Data about app and page elements:
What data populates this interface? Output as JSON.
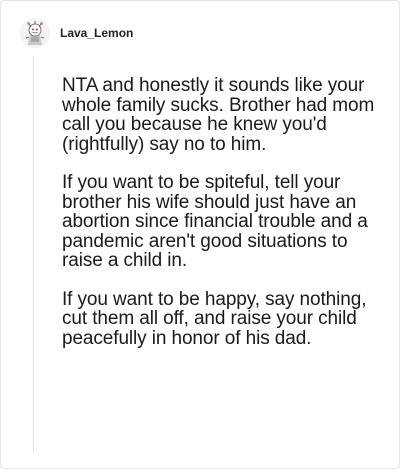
{
  "comment": {
    "username": "Lava_Lemon",
    "avatar_icon": "reddit-avatar-icon",
    "paragraphs": [
      "NTA and honestly it sounds like your whole family sucks. Brother had mom call you because he knew you'd (rightfully) say no to him.",
      "If you want to be spiteful, tell your brother his wife should just have an abortion since financial trouble and a pandemic aren't good situations to raise a child in.",
      "If you want to be happy, say nothing, cut them all off, and raise your child peacefully in honor of his dad."
    ]
  }
}
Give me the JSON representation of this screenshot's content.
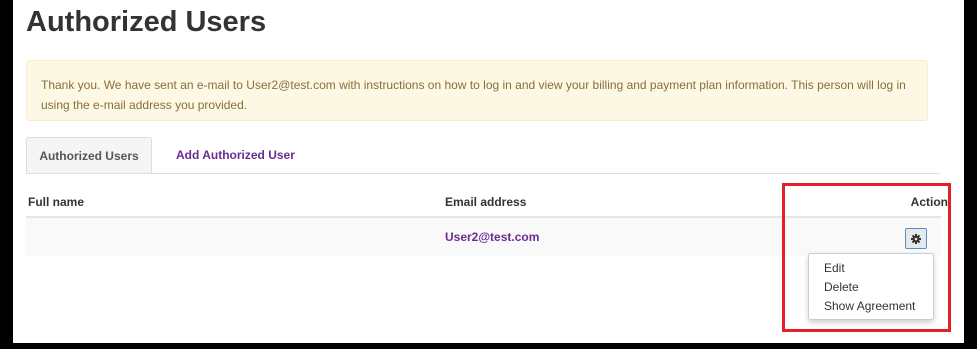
{
  "page": {
    "title": "Authorized Users"
  },
  "alert": {
    "message": "Thank you. We have sent an e-mail to User2@test.com with instructions on how to log in and view your billing and payment plan information. This person will log in using the e-mail address you provided."
  },
  "tabs": [
    {
      "label": "Authorized Users",
      "active": true
    },
    {
      "label": "Add Authorized User",
      "active": false
    }
  ],
  "table": {
    "headers": {
      "full_name": "Full name",
      "email": "Email address",
      "action": "Action"
    },
    "rows": [
      {
        "full_name": "",
        "email": "User2@test.com",
        "action_icon": "gear-icon"
      }
    ]
  },
  "action_menu": {
    "items": [
      {
        "label": "Edit"
      },
      {
        "label": "Delete"
      },
      {
        "label": "Show Agreement"
      }
    ]
  },
  "colors": {
    "link": "#6b2c91",
    "alert_bg": "#fcf8e3",
    "alert_text": "#8a6d3b",
    "annotation": "#e3202a"
  }
}
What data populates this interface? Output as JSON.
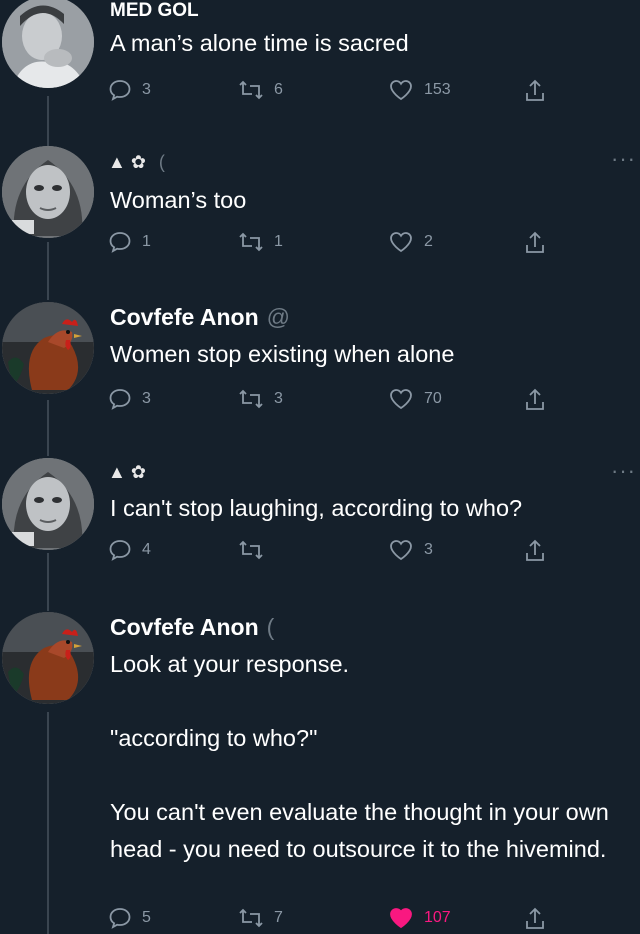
{
  "theme": {
    "background": "#15202b",
    "text": "#ffffff",
    "muted": "#8b98a5",
    "like_active": "#f91880"
  },
  "tweets": [
    {
      "name": "MED GOL",
      "handle": "",
      "text": "A man’s alone time is sacred",
      "replies": "3",
      "retweets": "6",
      "likes": "153",
      "liked": false,
      "avatar": "man-portrait"
    },
    {
      "name": "",
      "handle": "(",
      "emoji_name": "▲ ✿",
      "text": "Woman’s too",
      "replies": "1",
      "retweets": "1",
      "likes": "2",
      "liked": false,
      "avatar": "woman-portrait"
    },
    {
      "name": "Covfefe Anon",
      "handle": "@",
      "text": "Women stop existing when alone",
      "replies": "3",
      "retweets": "3",
      "likes": "70",
      "liked": false,
      "avatar": "rooster"
    },
    {
      "name": "",
      "handle": "",
      "emoji_name": "▲ ✿",
      "text": "I can't stop laughing, according to who?",
      "replies": "4",
      "retweets": "",
      "likes": "3",
      "liked": false,
      "avatar": "woman-portrait"
    },
    {
      "name": "Covfefe Anon",
      "handle": "(",
      "text": "Look at your response.\n\n\"according to who?\"\n\nYou can't even evaluate the thought in your own head - you need to outsource it to the hivemind.",
      "replies": "5",
      "retweets": "7",
      "likes": "107",
      "liked": true,
      "avatar": "rooster"
    }
  ],
  "more_label": "···"
}
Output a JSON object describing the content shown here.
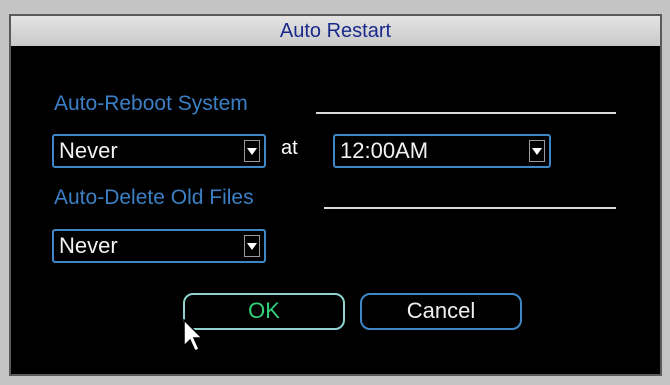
{
  "dialog": {
    "title": "Auto Restart"
  },
  "auto_reboot": {
    "section_label": "Auto-Reboot System",
    "frequency_value": "Never",
    "at_label": "at",
    "time_value": "12:00AM"
  },
  "auto_delete": {
    "section_label": "Auto-Delete Old Files",
    "frequency_value": "Never"
  },
  "buttons": {
    "ok_label": "OK",
    "cancel_label": "Cancel"
  },
  "colors": {
    "dialog_background": "#000000",
    "title_text": "#1a2a8a",
    "section_label": "#3c7fc4",
    "field_border": "#3f86c6",
    "ok_text": "#32d17a"
  },
  "icons": {
    "dropdown": "chevron-down-icon",
    "pointer": "mouse-cursor-icon"
  }
}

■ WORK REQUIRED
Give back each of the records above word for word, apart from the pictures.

■ SOLVED PROBLEM
What data populates this interface? Output as JSON.
{
  "comment": {
    "username": "Lava_Lemon",
    "avatar_icon": "reddit-avatar-icon",
    "paragraphs": [
      "NTA and honestly it sounds like your whole family sucks. Brother had mom call you because he knew you'd (rightfully) say no to him.",
      "If you want to be spiteful, tell your brother his wife should just have an abortion since financial trouble and a pandemic aren't good situations to raise a child in.",
      "If you want to be happy, say nothing, cut them all off, and raise your child peacefully in honor of his dad."
    ]
  }
}
Give me the JSON representation of this screenshot's content.
{
  "page": {
    "title": "Authorized Users"
  },
  "alert": {
    "message": "Thank you. We have sent an e-mail to User2@test.com with instructions on how to log in and view your billing and payment plan information. This person will log in using the e-mail address you provided."
  },
  "tabs": [
    {
      "label": "Authorized Users",
      "active": true
    },
    {
      "label": "Add Authorized User",
      "active": false
    }
  ],
  "table": {
    "headers": {
      "full_name": "Full name",
      "email": "Email address",
      "action": "Action"
    },
    "rows": [
      {
        "full_name": "",
        "email": "User2@test.com",
        "action_icon": "gear-icon"
      }
    ]
  },
  "action_menu": {
    "items": [
      {
        "label": "Edit"
      },
      {
        "label": "Delete"
      },
      {
        "label": "Show Agreement"
      }
    ]
  },
  "colors": {
    "link": "#6b2c91",
    "alert_bg": "#fcf8e3",
    "alert_text": "#8a6d3b",
    "annotation": "#e3202a"
  }
}
What data populates this interface? Output as JSON.
{
  "theme": {
    "background": "#15202b",
    "text": "#ffffff",
    "muted": "#8b98a5",
    "like_active": "#f91880"
  },
  "tweets": [
    {
      "name": "MED GOL",
      "handle": "",
      "text": "A man’s alone time is sacred",
      "replies": "3",
      "retweets": "6",
      "likes": "153",
      "liked": false,
      "avatar": "man-portrait"
    },
    {
      "name": "",
      "handle": "(",
      "emoji_name": "▲ ✿",
      "text": "Woman’s too",
      "replies": "1",
      "retweets": "1",
      "likes": "2",
      "liked": false,
      "avatar": "woman-portrait"
    },
    {
      "name": "Covfefe Anon",
      "handle": "@",
      "text": "Women stop existing when alone",
      "replies": "3",
      "retweets": "3",
      "likes": "70",
      "liked": false,
      "avatar": "rooster"
    },
    {
      "name": "",
      "handle": "",
      "emoji_name": "▲ ✿",
      "text": "I can't stop laughing, according to who?",
      "replies": "4",
      "retweets": "",
      "likes": "3",
      "liked": false,
      "avatar": "woman-portrait"
    },
    {
      "name": "Covfefe Anon",
      "handle": "(",
      "text": "Look at your response.\n\n\"according to who?\"\n\nYou can't even evaluate the thought in your own head - you need to outsource it to the hivemind.",
      "replies": "5",
      "retweets": "7",
      "likes": "107",
      "liked": true,
      "avatar": "rooster"
    }
  ],
  "more_label": "···"
}
Output a JSON object describing the content shown here.
{
  "dialog": {
    "title": "Auto Restart"
  },
  "auto_reboot": {
    "section_label": "Auto-Reboot System",
    "frequency_value": "Never",
    "at_label": "at",
    "time_value": "12:00AM"
  },
  "auto_delete": {
    "section_label": "Auto-Delete Old Files",
    "frequency_value": "Never"
  },
  "buttons": {
    "ok_label": "OK",
    "cancel_label": "Cancel"
  },
  "colors": {
    "dialog_background": "#000000",
    "title_text": "#1a2a8a",
    "section_label": "#3c7fc4",
    "field_border": "#3f86c6",
    "ok_text": "#32d17a"
  },
  "icons": {
    "dropdown": "chevron-down-icon",
    "pointer": "mouse-cursor-icon"
  }
}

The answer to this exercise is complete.